Slippery When Wet became the best rock’n’roll tour of all time. The drugs, the women, it was all done in proportion. We never missed a show, we never lost anyone along the way and no one really knew what we were doing. There were more groupies on that tour than on any tour in rock’n’roll history. About 75 per cent of the audience at every show – and we were doing 25,000 a night – were girls aged between 16 and 25 and they all came to the show with one thing in mind: they wanted to fuck Jon.
Jon has survived because he’s a prick. But he’s the hardest-working prick in show business. He won’t mind me saying that.
We came across Axl back in the 80s when Bon Jovi were at their biggest. Him and Jon never got on at all. They were always sparring to be number one. I just thought Axl was a complete fake. I grew up with the English school of music, with singers like Robert Plant and Roger Daltrey, real rock stars. This guy was a fake. He wrote some great stuff but, fuck me, that was never the right way to act. You build core your reputation on the things you do on stage, and I’m afraid he fell well short, especially when you compare him to Jon, who was the best frontman in the world at that point.
We managed to keep them apart by the skin of our teeth.

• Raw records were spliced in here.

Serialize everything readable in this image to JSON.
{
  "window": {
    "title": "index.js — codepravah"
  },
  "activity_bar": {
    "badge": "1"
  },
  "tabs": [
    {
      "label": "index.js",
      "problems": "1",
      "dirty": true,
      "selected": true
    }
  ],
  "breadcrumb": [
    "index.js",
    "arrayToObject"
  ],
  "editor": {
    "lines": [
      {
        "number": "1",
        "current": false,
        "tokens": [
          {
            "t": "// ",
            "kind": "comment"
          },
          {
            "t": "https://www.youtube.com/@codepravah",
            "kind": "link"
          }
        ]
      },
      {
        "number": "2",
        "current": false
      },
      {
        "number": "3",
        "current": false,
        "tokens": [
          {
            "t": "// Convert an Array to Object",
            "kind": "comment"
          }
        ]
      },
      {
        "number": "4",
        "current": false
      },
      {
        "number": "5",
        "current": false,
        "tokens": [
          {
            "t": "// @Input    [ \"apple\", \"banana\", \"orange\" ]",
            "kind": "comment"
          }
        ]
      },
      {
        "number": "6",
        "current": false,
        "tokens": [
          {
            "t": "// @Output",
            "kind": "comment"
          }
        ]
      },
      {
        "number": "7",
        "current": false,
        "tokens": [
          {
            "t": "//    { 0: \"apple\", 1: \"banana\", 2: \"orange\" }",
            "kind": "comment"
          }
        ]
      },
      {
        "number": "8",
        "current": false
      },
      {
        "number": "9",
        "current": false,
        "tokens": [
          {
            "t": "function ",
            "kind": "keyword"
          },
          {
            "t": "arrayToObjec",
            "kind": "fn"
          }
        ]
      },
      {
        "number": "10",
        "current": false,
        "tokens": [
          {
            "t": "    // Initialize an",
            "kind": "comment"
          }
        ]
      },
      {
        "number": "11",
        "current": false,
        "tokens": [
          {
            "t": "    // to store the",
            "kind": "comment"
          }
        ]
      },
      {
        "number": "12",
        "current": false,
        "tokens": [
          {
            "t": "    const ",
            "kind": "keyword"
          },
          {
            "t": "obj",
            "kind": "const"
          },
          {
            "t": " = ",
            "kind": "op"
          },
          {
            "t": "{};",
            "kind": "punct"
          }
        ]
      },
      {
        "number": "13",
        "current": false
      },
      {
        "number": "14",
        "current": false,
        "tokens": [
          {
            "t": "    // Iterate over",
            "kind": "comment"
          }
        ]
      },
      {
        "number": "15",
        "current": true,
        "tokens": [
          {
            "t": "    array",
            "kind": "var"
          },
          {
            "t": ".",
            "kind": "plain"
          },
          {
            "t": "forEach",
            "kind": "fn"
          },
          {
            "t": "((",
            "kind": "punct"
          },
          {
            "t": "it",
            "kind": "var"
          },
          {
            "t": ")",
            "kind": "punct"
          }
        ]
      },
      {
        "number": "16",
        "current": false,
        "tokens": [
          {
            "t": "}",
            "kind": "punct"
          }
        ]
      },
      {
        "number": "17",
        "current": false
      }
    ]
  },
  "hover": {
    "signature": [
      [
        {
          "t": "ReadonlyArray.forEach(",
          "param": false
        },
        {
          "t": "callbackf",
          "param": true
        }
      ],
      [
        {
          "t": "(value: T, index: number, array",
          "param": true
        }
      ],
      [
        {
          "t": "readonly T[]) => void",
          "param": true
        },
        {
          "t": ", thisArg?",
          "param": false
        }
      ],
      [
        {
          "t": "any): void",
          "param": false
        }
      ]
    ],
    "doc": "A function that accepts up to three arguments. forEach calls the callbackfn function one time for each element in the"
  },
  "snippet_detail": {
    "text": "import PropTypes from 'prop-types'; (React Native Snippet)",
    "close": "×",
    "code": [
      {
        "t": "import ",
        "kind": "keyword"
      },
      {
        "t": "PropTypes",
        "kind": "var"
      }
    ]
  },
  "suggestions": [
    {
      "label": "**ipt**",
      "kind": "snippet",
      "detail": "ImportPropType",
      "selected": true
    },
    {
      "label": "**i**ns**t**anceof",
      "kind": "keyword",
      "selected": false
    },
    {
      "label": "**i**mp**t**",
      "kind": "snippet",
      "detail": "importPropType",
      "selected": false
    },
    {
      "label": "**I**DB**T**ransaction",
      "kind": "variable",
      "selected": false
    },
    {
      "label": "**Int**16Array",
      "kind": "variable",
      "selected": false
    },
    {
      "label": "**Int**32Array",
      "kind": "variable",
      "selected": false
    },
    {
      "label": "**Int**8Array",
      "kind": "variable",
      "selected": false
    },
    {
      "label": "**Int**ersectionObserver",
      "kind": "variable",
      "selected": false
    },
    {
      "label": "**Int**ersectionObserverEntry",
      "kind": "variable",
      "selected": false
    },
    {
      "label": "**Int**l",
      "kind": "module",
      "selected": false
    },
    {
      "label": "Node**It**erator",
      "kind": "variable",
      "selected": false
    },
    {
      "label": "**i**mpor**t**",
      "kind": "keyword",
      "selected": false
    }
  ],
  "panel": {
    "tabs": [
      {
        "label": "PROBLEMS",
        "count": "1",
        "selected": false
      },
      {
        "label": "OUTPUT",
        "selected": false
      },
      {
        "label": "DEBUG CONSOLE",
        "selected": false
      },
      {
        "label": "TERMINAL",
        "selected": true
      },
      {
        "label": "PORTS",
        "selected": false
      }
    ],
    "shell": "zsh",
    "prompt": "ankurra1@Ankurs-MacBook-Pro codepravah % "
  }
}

But then we were all ready to pound Axl anyway, so it would’ve been no contest.
Skid Row supported Bon Jovi for eight months on their first ever tour. They were getting bigger and bigger and tensions were high. One night, Sebastian said something on stage. Me and Jon were in the dressing room, and Jon took offence to it and was waiting for Sebastian when he came off stage. They stood toe-to-toe and Jon held his ground. And, considering he was giving weight and height away, he didn’t do so bad.
We dragged him away and that was that. It was exciting stuff and livened the tour up a bit [laughs]. Jon went on to do the best show of his life that night. The next night we bushwhacked Skid Row on stage, held them down and gaffa-taped them to chairs, so we got our own back.
Working with Cher was the best job I’ve ever had. She’s just a special person. And still is, in and out of music. She’s probably the nicest person and most genuine person I’ve ever met, and the most talented too. When I first met her it was in a famous restaurant in Chicago called Gene And Georgetti’s. She was just starting to go out with Richie Sambora. They had a private room, and they came down and Richie introduced me as Reggie Kray; me and Jon used to book ourselves into hotels as Reggie and Ronnie.
And Cher said: “I’m glad you’re Reggie and not Ronnie!” She’d done her homework and knew all about them. I ended up living with Cher on a beach in Malibu for three years, so we got very close. And we’re still friends today.
Gene Simmons and Paul Stanley are total professionals. They’re always up before everybody else and they work their arses off, even at their age. That’s why they’re still around and 90 per cent of the other bands from that era are not. They never have an off night. They always come out of the dressing room and give 100 per cent – and they ain’t just sitting on stools and playing the guitar, like Sting. They’re flying up in the air, they’re breathing fire, they spit blood…
When Kiss did the reunion tour in 1996 with the original line-up, Ace and Peter were the total opposite of Gene and Paul. They were totally unprofessional and not very nice people to be around. If you could counteract that with, ‘Oh, he’s a great guitarist!’ or ‘He’s a great drummer!’ it wouldn’t have been so bad, but you couldn’t even do that.
We went to see The Who during that tour and [The Who’s manager] Bill Curbishley grabbed hold of me and said: “I want you to see something…” And he made me watch John Entwistle’s bass solo. It was outrageous. So then we made Bill come to see Kiss and we made him watch Peter’s drum solo. Bill watched him for a minute and then said: “Get me a policeman. I want him arrested for impersonating a drummer.”
Danny's new book ‘Roll With The Punches’ will be published in spring 2023.